(Extracted information)
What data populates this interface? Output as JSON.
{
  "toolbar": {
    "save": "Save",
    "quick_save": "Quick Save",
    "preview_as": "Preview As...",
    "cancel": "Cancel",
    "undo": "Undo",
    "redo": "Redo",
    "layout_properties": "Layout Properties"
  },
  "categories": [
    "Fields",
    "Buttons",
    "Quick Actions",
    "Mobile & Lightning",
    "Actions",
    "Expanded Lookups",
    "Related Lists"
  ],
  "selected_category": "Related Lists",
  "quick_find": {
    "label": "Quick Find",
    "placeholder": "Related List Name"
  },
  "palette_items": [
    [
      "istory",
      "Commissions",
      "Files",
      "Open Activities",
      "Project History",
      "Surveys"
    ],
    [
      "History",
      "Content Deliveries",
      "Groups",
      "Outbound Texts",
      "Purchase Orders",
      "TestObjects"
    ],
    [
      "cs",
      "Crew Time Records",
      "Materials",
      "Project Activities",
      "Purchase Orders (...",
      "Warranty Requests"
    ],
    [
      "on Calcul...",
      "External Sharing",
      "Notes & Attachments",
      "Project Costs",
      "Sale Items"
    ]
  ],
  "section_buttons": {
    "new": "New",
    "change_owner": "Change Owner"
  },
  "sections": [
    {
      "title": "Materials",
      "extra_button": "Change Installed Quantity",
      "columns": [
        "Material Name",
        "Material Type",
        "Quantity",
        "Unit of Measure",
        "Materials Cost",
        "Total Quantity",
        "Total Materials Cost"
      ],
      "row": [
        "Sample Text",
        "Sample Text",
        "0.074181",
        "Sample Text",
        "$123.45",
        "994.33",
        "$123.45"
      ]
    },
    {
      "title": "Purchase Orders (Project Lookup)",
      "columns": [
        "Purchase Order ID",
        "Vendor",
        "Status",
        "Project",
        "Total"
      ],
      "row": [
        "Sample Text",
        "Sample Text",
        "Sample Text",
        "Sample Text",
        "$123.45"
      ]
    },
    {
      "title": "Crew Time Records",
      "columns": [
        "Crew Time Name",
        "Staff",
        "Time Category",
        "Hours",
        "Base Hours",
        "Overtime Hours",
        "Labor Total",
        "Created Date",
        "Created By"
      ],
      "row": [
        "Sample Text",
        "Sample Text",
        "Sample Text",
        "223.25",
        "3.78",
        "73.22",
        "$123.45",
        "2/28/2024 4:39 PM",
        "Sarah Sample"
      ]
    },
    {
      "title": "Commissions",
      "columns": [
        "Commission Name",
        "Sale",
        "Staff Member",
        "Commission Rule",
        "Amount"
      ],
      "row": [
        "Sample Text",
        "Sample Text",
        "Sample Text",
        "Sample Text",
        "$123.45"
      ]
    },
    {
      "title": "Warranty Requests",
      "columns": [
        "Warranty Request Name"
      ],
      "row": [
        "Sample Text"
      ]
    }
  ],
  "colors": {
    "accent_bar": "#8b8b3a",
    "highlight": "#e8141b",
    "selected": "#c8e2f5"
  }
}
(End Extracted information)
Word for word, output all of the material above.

What data populates this interface? Output as JSON.
{
  "toolbar": {
    "save": "Save",
    "quick_save": "Quick Save",
    "preview_as": "Preview As...",
    "cancel": "Cancel",
    "undo": "Undo",
    "redo": "Redo",
    "layout_properties": "Layout Properties"
  },
  "categories": [
    "Fields",
    "Buttons",
    "Quick Actions",
    "Mobile & Lightning",
    "Actions",
    "Expanded Lookups",
    "Related Lists"
  ],
  "selected_category": "Related Lists",
  "quick_find": {
    "label": "Quick Find",
    "placeholder": "Related List Name"
  },
  "palette_items": [
    [
      "istory",
      "Commissions",
      "Files",
      "Open Activities",
      "Project History",
      "Surveys"
    ],
    [
      "History",
      "Content Deliveries",
      "Groups",
      "Outbound Texts",
      "Purchase Orders",
      "TestObjects"
    ],
    [
      "cs",
      "Crew Time Records",
      "Materials",
      "Project Activities",
      "Purchase Orders (...",
      "Warranty Requests"
    ],
    [
      "on Calcul...",
      "External Sharing",
      "Notes & Attachments",
      "Project Costs",
      "Sale Items"
    ]
  ],
  "section_buttons": {
    "new": "New",
    "change_owner": "Change Owner"
  },
  "sections": [
    {
      "title": "Materials",
      "extra_button": "Change Installed Quantity",
      "columns": [
        "Material Name",
        "Material Type",
        "Quantity",
        "Unit of Measure",
        "Materials Cost",
        "Total Quantity",
        "Total Materials Cost"
      ],
      "row": [
        "Sample Text",
        "Sample Text",
        "0.074181",
        "Sample Text",
        "$123.45",
        "994.33",
        "$123.45"
      ]
    },
    {
      "title": "Purchase Orders (Project Lookup)",
      "columns": [
        "Purchase Order ID",
        "Vendor",
        "Status",
        "Project",
        "Total"
      ],
      "row": [
        "Sample Text",
        "Sample Text",
        "Sample Text",
        "Sample Text",
        "$123.45"
      ]
    },
    {
      "title": "Crew Time Records",
      "columns": [
        "Crew Time Name",
        "Staff",
        "Time Category",
        "Hours",
        "Base Hours",
        "Overtime Hours",
        "Labor Total",
        "Created Date",
        "Created By"
      ],
      "row": [
        "Sample Text",
        "Sample Text",
        "Sample Text",
        "223.25",
        "3.78",
        "73.22",
        "$123.45",
        "2/28/2024 4:39 PM",
        "Sarah Sample"
      ]
    },
    {
      "title": "Commissions",
      "columns": [
        "Commission Name",
        "Sale",
        "Staff Member",
        "Commission Rule",
        "Amount"
      ],
      "row": [
        "Sample Text",
        "Sample Text",
        "Sample Text",
        "Sample Text",
        "$123.45"
      ]
    },
    {
      "title": "Warranty Requests",
      "columns": [
        "Warranty Request Name"
      ],
      "row": [
        "Sample Text"
      ]
    }
  ],
  "colors": {
    "accent_bar": "#8b8b3a",
    "highlight": "#e8141b",
    "selected": "#c8e2f5"
  }
}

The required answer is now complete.